First Anywhere: The Story of the First Aid Nursing Yeomanry 1909 – 1919
First Anywhere: The Story of the First Aid Nursing Yeomanry 1909 - 1919
During the First World War a British soldier serving in France was asked what the initials 'F A N Y', printed on the side of an ambulance, stood for. He thought for a while and rpelied 'Firsy Anywhere'. The soldier was referring to the ladies of the First Aid Nursing Yeomanry who swapped their horses for motorcars and, in October 1914, went to war.

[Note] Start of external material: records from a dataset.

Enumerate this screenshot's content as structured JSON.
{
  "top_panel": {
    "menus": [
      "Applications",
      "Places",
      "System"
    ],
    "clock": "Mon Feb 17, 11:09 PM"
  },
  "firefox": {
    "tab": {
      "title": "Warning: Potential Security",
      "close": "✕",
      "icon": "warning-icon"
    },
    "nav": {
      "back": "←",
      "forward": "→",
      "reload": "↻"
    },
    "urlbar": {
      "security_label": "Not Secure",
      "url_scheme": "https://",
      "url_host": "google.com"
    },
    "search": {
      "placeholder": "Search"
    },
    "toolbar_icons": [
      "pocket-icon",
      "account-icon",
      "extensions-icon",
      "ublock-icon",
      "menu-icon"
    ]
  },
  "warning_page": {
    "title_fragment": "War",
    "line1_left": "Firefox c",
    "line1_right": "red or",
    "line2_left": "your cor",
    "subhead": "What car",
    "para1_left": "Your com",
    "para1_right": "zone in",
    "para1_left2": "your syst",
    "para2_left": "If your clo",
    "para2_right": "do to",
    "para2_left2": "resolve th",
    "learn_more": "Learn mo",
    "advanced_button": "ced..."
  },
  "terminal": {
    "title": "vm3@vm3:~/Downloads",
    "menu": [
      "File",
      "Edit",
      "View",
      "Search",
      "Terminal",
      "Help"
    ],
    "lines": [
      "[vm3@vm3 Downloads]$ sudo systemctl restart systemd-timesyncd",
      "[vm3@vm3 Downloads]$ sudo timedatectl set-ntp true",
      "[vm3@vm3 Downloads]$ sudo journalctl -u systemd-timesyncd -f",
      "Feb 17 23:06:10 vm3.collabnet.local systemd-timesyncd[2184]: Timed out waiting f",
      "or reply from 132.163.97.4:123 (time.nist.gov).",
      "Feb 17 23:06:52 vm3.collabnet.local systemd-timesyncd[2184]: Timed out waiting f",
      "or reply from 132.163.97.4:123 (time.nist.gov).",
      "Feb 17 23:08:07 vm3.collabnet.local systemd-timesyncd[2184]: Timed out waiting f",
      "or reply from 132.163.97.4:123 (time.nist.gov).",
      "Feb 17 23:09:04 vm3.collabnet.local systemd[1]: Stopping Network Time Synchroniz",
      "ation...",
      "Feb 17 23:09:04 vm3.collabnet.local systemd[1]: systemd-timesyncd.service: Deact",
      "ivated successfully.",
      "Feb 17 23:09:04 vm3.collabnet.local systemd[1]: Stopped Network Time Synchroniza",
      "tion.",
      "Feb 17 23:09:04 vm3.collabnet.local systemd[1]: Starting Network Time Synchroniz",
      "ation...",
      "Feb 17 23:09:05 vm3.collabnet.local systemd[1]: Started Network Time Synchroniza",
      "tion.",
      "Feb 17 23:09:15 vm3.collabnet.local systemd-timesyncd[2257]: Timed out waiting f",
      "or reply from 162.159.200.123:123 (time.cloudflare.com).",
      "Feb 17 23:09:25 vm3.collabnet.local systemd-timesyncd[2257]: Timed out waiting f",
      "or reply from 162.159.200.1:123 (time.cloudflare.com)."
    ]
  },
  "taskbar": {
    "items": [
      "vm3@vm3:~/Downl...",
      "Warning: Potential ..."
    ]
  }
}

They drove ambulances to the front line and tucking up their skirts, tromped through mud to deliver medical supplies to the staff in the first aid posts and woolly socks and scarves to the men in the trenches. They joined forces with other volunteer organisations and helped to evacuate military casualties from the battlefields of Belgium and France to the ports of Boulogne and Calais. During those journeys many of them came under enemy fire, and some were arrested on suspicion of being German spies. They ran two hospitals, a convalescent home, a mobile kitchen and a mobile bath unit. They were the first women to drive for the British Army and worked alongside the French and Belgian authorities.
Hoever, whilst they won the respect of those military men around them, others criticised them. Nevertheless, they overcame challenges, adapted to situations and laid the foundation of their volunteer corps - now called the Princess Royal's Volunteer Corps. In 2021 the Corps received the Queen's Award for Voluntary Service for their work during the Covid-19 pandemic.
Hardback, 312 Pages